When putting together a treatment plan for your child, the doctor will take into account your child’s age, the severity of the curvature, and whether your child will be able to tolerate the recovery from surgery.


If surgery is deemed necessary, a portion of the curved part of the bone is removed in order to straighten the finger. Tendons and soft tissue may be released or operated on in order to release tension on the finger and joint and ensure future stability.

The finger is then held together with pins or screws to ensure the bones are straight. The finger is stabilized, making sure all bones and tissues are properly aligned and in place. The doctor will also look at the rest of the fingers and hand, making sure the affected finger looks natural.

Once everything is stabilized, the finger is immobilized in a cast or splint. Your child will have several post-op follow-up appointments and recovery will proceed accordingly depending on how severe the curvature was and the extent of surgery.
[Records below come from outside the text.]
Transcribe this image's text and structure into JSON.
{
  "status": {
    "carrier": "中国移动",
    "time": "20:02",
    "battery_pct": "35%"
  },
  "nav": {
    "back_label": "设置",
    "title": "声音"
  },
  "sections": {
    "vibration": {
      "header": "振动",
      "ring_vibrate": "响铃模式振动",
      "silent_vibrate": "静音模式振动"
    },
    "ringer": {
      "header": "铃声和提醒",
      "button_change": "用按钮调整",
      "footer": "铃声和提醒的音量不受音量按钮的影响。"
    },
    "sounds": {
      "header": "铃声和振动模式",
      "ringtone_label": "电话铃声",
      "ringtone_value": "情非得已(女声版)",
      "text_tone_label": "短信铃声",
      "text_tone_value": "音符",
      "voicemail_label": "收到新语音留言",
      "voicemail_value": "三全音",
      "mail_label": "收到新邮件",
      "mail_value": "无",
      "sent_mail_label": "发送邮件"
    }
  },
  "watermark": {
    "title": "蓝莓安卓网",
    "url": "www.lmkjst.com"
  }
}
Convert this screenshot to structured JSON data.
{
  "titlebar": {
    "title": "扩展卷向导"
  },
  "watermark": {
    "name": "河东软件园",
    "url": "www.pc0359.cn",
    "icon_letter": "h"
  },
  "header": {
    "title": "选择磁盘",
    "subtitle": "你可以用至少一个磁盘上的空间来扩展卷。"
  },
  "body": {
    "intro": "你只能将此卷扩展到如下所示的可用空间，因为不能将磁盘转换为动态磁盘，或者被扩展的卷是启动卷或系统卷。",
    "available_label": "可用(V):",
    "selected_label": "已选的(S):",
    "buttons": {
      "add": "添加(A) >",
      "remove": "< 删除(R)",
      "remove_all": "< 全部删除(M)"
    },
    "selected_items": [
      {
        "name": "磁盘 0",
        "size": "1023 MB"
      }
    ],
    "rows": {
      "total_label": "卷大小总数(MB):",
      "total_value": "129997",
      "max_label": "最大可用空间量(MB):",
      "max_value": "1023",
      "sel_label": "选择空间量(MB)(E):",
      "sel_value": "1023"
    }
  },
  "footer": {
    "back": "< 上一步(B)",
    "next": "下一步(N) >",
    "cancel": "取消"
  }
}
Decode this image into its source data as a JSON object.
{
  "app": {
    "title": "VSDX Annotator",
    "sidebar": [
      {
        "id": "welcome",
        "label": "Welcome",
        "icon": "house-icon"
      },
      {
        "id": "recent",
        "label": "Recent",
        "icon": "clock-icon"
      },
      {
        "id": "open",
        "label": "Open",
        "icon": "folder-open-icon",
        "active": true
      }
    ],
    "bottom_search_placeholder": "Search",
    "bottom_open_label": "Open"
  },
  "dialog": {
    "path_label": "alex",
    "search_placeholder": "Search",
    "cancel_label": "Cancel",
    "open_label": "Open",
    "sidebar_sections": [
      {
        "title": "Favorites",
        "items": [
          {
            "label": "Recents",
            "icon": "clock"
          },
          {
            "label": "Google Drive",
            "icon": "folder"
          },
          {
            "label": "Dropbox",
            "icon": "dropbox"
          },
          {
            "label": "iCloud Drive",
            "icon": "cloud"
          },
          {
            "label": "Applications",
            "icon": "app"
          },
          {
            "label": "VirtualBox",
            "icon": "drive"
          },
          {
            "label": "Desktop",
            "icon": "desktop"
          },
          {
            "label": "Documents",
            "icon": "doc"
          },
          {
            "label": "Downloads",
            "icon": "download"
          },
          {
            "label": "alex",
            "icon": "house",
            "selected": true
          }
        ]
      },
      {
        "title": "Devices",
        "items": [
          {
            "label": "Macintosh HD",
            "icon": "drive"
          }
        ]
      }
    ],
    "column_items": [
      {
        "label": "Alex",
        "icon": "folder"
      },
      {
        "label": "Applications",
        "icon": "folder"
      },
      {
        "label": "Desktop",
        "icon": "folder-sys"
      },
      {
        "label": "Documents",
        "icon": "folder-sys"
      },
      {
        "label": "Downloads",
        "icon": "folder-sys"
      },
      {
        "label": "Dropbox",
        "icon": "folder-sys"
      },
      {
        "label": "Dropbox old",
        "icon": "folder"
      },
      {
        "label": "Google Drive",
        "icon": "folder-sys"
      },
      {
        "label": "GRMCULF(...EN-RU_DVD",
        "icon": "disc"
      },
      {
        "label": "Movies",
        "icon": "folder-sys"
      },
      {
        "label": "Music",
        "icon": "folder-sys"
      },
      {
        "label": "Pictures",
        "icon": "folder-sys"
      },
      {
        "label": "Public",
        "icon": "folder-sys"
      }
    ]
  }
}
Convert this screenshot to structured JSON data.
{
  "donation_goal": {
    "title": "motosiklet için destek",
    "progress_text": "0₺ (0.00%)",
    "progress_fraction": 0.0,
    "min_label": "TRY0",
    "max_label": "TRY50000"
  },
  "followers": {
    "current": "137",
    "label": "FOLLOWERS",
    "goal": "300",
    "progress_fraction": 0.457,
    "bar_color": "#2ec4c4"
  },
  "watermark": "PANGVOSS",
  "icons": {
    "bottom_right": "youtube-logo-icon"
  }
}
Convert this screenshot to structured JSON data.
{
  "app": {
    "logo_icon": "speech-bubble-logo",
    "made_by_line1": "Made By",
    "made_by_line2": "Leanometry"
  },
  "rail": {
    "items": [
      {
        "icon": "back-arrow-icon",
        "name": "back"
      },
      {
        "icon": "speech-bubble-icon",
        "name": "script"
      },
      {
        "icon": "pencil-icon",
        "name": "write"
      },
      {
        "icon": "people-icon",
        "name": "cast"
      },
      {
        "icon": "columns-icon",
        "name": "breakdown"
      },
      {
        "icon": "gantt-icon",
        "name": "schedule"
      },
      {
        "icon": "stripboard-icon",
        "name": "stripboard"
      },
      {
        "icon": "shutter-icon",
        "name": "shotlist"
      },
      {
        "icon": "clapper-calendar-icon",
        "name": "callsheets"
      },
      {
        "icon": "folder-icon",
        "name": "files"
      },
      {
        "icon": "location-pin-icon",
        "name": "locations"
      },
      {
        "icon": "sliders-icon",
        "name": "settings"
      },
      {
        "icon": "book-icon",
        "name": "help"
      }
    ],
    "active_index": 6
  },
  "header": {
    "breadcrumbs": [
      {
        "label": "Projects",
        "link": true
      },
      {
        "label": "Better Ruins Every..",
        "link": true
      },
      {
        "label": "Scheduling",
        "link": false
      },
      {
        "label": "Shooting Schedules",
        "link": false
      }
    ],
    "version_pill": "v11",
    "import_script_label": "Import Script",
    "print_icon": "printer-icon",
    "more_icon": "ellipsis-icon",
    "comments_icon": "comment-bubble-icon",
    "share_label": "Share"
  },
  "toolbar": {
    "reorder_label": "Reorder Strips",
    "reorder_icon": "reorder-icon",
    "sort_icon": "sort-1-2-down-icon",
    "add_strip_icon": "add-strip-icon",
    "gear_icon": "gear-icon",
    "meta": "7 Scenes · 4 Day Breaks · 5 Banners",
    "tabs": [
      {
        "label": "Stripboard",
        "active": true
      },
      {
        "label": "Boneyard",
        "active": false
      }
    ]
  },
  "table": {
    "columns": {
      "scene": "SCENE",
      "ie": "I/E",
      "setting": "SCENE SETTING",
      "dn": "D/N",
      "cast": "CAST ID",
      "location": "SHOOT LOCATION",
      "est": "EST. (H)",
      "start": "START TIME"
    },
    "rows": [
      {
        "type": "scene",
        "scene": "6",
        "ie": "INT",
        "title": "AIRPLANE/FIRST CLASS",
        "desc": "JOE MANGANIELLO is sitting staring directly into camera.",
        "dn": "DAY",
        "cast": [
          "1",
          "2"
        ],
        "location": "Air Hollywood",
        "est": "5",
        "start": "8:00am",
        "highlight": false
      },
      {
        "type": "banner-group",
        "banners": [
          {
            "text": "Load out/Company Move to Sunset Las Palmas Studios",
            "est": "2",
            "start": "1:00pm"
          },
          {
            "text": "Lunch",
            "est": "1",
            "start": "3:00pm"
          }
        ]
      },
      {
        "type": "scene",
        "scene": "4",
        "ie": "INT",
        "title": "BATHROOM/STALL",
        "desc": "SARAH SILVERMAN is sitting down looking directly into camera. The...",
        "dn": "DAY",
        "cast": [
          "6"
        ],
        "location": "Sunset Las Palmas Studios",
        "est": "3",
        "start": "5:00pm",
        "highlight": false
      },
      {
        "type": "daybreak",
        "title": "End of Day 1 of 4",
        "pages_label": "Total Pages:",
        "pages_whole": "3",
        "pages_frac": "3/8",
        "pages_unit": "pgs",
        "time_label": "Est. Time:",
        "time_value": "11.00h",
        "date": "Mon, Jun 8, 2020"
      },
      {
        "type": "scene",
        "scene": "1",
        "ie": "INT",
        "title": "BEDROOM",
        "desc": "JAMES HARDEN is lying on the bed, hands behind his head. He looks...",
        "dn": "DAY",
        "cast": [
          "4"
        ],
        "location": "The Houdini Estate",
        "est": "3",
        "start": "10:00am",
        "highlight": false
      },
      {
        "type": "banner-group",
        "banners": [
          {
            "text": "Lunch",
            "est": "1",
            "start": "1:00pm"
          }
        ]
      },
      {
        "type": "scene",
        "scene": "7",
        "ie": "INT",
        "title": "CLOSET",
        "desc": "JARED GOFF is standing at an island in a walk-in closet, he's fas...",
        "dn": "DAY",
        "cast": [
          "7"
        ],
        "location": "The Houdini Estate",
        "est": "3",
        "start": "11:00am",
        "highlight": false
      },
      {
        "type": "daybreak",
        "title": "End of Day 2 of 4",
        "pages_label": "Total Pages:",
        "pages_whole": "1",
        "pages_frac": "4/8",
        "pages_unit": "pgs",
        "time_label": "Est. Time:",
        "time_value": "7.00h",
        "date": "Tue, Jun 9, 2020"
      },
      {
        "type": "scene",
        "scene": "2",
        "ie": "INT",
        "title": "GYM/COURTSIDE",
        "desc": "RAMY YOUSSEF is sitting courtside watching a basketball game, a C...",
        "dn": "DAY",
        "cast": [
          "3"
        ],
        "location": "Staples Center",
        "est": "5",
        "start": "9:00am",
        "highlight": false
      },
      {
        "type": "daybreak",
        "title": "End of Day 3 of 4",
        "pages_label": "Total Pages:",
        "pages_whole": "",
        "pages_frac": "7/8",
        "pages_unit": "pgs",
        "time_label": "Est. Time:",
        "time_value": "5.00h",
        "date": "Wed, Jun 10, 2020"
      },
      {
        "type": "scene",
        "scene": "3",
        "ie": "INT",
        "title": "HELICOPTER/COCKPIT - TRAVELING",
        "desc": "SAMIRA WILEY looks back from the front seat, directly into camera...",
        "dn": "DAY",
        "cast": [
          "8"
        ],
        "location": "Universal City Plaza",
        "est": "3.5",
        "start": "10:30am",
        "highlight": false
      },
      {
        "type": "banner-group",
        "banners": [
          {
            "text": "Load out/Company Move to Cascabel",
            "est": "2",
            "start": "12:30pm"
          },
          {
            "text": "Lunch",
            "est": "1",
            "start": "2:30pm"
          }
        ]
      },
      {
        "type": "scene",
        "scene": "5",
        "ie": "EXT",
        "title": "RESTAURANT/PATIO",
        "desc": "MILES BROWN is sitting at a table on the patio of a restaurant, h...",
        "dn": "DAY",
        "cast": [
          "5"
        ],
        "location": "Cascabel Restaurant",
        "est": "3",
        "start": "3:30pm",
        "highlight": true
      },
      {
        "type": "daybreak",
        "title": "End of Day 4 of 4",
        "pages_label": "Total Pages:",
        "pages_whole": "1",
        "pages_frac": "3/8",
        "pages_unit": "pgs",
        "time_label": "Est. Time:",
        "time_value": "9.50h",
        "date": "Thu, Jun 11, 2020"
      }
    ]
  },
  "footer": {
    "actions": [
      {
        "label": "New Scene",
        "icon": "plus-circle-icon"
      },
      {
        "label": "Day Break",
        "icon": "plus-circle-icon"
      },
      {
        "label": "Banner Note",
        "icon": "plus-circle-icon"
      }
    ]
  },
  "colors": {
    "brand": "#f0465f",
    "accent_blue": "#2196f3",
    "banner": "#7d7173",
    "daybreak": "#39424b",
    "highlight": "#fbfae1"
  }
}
The timeline for returning to daily activities can vary, and is something to ask your doctor.

Once all of the bandages or casts are removed, the doctor might suggest working with an occupational or physical therapist who specializes in hand mobility to help your child regain full range of motion or learn to adapt to a new range of mobility or functioning.

Ask your child’s doctor whether this is necessary, and what recovery and function will look like for your child.

A Word From Verywell

Overall, the outlook for a child with clinodactyly is good. With proper treatment, the finger can be straightened and range of mobility can be restored.

If your child has clinodactyly, talk with their doctor about your options and whether surgery is appropriate at this time. Each child is different and the severity of the condition can vary widely, which means treatment and recovery can vary widely as well.

Verywell Family uses only high-quality sources, including peer-reviewed studies, to support the facts within our articles. Read our editorial process to learn more about how we fact-check and keep our content accurate, reliable, and trustworthy.
  • Boston Children’s Hospital. Clinodactyly. 2018.


  • Children’s Hospital of Philadelphia. Clinodactyly. 2018.

By Jaime R. Herndon, MS, MPH
Jaime Rochelle Herndon, MS, MPH, MFA, is a former writer for Verywell Family covering fertility, pregnancy, birth, and parenting.